RECORDS SHOWN:
——
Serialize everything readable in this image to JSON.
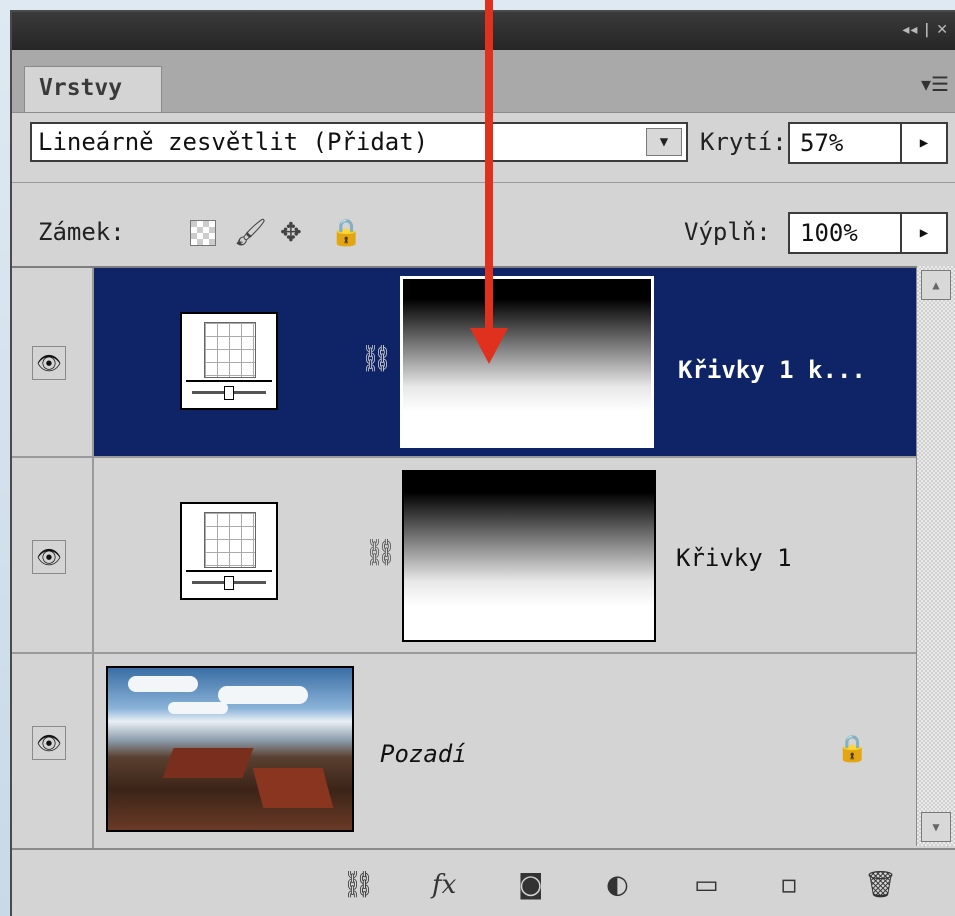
{
  "window": {
    "controls_text": "◂◂ | ✕"
  },
  "panel": {
    "tab_label": "Vrstvy",
    "menu_icon": "panel-menu-icon"
  },
  "blend": {
    "mode": "Lineárně zesvětlit (Přidat)"
  },
  "opacity": {
    "label": "Krytí:",
    "value": "57%"
  },
  "lock": {
    "label": "Zámek:"
  },
  "fill": {
    "label": "Výplň:",
    "value": "100%"
  },
  "layers": [
    {
      "name": "Křivky 1 k...",
      "selected": true,
      "type": "curves-adjustment"
    },
    {
      "name": "Křivky 1",
      "selected": false,
      "type": "curves-adjustment"
    },
    {
      "name": "Pozadí",
      "selected": false,
      "type": "background",
      "locked": true
    }
  ],
  "colors": {
    "selection": "#0e2466",
    "annotation_arrow": "#e0301e"
  }
}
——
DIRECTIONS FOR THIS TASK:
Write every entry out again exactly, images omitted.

OUTPUT OF THE EXERCISE:
Serialize everything readable in this image to JSON.
{
  "window": {
    "controls_text": "◂◂ | ✕"
  },
  "panel": {
    "tab_label": "Vrstvy",
    "menu_icon": "panel-menu-icon"
  },
  "blend": {
    "mode": "Lineárně zesvětlit (Přidat)"
  },
  "opacity": {
    "label": "Krytí:",
    "value": "57%"
  },
  "lock": {
    "label": "Zámek:"
  },
  "fill": {
    "label": "Výplň:",
    "value": "100%"
  },
  "layers": [
    {
      "name": "Křivky 1 k...",
      "selected": true,
      "type": "curves-adjustment"
    },
    {
      "name": "Křivky 1",
      "selected": false,
      "type": "curves-adjustment"
    },
    {
      "name": "Pozadí",
      "selected": false,
      "type": "background",
      "locked": true
    }
  ],
  "colors": {
    "selection": "#0e2466",
    "annotation_arrow": "#e0301e"
  }
}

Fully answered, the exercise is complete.